"How do you want to be remembered?" asks Nasri Atweh in the final song on his band's debut album, "Don't Kill the Magic." The band, we should clarify, is called Magic! (complete with exclamation point). And in keeping with such a dramatic name, Atweh offers several high-flown options in response: "As a sinner or a saint?" he sings, "A hero or a villain?"
For Atweh himself, the choices are more concrete: Will he be remembered for his work behind the scenes or in the spotlight? A successful producer and songwriter who's helped create hits for Justin Bieber and Pitbull, Atweh is now seeking stardom of his own with Magic!, an L.A.-based four-piece whose breezy pop-reggae tune "Rude" is shaping up as one of the summer's biggest songs.
His decision seemed clear Tuesday night at the El Rey Theatre, where Magic! marked the release of its album with a well attended concert. Wearing a rose-patterned shirt unbuttoned nearly to his navel, Atweh eagerly offered every trick in the rock-star handbook.

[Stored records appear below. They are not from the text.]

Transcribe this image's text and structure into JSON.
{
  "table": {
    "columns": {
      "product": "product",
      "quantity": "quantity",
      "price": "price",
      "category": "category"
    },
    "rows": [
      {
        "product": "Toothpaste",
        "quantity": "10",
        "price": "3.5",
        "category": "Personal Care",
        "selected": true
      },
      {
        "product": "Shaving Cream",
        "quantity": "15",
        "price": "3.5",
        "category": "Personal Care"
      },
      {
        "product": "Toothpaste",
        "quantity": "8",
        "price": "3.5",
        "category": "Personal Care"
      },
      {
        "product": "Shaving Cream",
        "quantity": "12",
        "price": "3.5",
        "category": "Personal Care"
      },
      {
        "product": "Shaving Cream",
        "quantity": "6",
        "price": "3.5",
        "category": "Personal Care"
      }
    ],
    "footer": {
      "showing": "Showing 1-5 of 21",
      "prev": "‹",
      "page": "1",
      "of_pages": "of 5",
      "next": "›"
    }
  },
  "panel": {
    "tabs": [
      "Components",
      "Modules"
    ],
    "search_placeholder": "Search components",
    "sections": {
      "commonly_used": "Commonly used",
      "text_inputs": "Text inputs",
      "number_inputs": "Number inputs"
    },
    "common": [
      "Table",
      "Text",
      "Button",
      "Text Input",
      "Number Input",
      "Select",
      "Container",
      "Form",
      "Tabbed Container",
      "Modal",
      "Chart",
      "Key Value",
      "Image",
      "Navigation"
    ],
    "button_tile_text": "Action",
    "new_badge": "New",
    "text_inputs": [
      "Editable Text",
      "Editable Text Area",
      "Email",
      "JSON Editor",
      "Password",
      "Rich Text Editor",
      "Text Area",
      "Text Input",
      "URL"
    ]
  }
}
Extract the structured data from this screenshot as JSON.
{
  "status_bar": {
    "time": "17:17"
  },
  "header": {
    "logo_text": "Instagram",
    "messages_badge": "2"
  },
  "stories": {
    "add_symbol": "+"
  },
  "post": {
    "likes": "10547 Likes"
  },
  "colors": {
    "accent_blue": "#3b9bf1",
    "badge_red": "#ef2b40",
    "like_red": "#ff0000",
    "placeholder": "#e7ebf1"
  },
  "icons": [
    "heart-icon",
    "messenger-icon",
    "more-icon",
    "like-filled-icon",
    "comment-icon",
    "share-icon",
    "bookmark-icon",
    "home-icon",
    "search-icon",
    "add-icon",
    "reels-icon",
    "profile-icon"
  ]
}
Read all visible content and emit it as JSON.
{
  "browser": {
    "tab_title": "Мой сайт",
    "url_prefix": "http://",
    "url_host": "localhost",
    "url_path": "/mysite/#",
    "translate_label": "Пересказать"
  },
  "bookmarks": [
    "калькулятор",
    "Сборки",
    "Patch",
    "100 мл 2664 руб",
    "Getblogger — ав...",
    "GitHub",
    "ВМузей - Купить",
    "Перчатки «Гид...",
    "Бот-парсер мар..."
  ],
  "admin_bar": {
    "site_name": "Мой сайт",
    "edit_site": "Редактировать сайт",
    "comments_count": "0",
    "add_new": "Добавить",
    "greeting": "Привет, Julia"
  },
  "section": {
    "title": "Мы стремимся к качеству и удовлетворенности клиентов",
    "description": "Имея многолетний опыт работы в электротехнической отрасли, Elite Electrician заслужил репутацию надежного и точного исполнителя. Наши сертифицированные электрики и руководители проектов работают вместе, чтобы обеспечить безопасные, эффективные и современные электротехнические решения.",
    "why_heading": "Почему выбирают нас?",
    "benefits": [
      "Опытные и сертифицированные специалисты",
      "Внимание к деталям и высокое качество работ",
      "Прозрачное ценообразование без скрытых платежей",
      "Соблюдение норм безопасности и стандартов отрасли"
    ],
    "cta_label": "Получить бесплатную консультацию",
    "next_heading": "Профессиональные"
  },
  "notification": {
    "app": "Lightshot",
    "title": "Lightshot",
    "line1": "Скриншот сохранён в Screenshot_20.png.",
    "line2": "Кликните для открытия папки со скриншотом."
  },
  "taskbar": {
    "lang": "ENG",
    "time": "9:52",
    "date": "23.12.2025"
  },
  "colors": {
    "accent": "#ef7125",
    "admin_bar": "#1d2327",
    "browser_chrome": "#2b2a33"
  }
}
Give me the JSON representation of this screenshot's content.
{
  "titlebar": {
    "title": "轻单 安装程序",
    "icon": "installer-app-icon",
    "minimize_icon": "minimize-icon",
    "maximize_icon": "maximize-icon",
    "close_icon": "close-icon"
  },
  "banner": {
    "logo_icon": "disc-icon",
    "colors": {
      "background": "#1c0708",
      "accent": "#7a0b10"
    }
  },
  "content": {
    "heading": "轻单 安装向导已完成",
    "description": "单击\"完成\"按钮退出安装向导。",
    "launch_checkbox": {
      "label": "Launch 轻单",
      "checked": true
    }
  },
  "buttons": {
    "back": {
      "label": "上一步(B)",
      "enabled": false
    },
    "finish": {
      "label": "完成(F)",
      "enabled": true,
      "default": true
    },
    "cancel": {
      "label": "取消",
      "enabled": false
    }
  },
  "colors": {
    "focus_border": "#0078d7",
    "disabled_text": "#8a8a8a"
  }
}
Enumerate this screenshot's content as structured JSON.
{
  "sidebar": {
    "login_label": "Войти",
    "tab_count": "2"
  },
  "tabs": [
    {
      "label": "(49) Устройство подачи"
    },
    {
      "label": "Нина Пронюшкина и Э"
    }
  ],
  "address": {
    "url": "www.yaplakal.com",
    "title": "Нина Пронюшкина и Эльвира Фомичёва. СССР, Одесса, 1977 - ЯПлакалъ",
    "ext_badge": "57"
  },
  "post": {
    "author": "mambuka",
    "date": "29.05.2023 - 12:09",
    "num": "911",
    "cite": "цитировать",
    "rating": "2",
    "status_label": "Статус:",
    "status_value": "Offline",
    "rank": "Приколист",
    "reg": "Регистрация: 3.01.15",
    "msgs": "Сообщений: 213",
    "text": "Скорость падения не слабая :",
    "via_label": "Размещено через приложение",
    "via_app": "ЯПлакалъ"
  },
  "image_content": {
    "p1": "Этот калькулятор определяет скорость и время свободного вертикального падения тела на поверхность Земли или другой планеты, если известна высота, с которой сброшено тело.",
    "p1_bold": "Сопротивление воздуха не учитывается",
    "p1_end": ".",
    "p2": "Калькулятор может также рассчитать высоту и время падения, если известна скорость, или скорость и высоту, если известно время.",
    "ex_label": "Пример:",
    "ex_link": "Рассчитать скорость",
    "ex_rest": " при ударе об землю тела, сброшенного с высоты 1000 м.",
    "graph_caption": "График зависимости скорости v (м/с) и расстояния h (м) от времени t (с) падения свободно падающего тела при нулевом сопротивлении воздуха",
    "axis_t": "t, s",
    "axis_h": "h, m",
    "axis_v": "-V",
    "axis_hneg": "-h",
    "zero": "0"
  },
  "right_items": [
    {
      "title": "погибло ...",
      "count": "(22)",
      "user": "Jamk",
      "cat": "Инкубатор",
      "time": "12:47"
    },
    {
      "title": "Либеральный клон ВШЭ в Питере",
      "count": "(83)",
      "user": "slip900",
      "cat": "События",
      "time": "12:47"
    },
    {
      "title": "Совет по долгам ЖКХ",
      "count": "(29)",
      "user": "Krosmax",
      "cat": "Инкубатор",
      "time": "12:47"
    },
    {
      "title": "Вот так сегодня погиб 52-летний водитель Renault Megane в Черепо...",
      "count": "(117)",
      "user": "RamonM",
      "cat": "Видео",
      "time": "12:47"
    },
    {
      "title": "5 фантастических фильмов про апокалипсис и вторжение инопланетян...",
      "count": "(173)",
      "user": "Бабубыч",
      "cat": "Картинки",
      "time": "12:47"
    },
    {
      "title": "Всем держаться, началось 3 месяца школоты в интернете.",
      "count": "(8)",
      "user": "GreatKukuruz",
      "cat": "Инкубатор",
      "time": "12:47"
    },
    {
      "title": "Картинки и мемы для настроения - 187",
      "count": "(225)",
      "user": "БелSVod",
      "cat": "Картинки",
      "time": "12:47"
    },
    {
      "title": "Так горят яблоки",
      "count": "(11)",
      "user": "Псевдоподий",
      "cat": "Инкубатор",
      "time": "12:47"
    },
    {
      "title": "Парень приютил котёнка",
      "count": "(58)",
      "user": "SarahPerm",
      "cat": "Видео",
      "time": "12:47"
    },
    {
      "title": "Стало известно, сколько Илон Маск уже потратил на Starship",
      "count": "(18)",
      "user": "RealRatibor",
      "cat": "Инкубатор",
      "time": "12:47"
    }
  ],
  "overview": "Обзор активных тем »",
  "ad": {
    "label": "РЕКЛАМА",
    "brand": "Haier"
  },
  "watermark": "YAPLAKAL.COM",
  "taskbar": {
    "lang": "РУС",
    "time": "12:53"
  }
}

He thrust his pelvis. He raised his hand to the sky. And for "How Do You Want to Be Remembered," he sat on a stool and strummed an acoustic guitar. (Is there really a rock-star handbook? Atweh made you think there is.)
The display was appealing enough, in no small part because it accompanied as lightweight a sound as you'll hear right now on the radio. In its blend of rock guitars and reggae rhythms, Magic! recalls the Police, only minus the sexual tension and Cold War paranoia that made that band feel important. Basically, if Bruno Mars' recent Police homage, "Locked Out of Heaven," struck you as too aggressive, "Rude" is the song for you.
At the El Rey, that harmlessness meant that Atweh could drop to his knees as he sang "No Evil" -- a song about looking for someplace "where the devil cannot find us" -- without summoning any of Sting's oppressive self-regard. But he also didn't summon any of Sting's polish.
Onstage, Magic! put across an amateurish vibe that was at odds with the slick professionalism of its album, which of course was made in Atweh's comfort zone: the recording studio.
A No. 1 hit on Billboard's digital songs chart, "Rude" in particular is a little marvel of songcraft, in which Atweh sets you up for a tune about a proposal, then reveals that he's actually asking a woman's father if he'll allow the marriage. (The dad says no, inspiring the song's title.)
Here, though, "Rude" felt dinky, lacking not muscle but propulsion; it just kind of lay there, accepting defeat even as the song's narrator fights it.
But perhaps the success of "Rude" has simply drained all the challenge from playing it. Atweh was never more animated on Tuesday than when recounting the 16 years he said he spent looking for a record deal before Pitbull's manager, Charles Chavez, agreed to sign Magic!.
"This is the beginning," the singer told the crowd excitedly near the end of the show.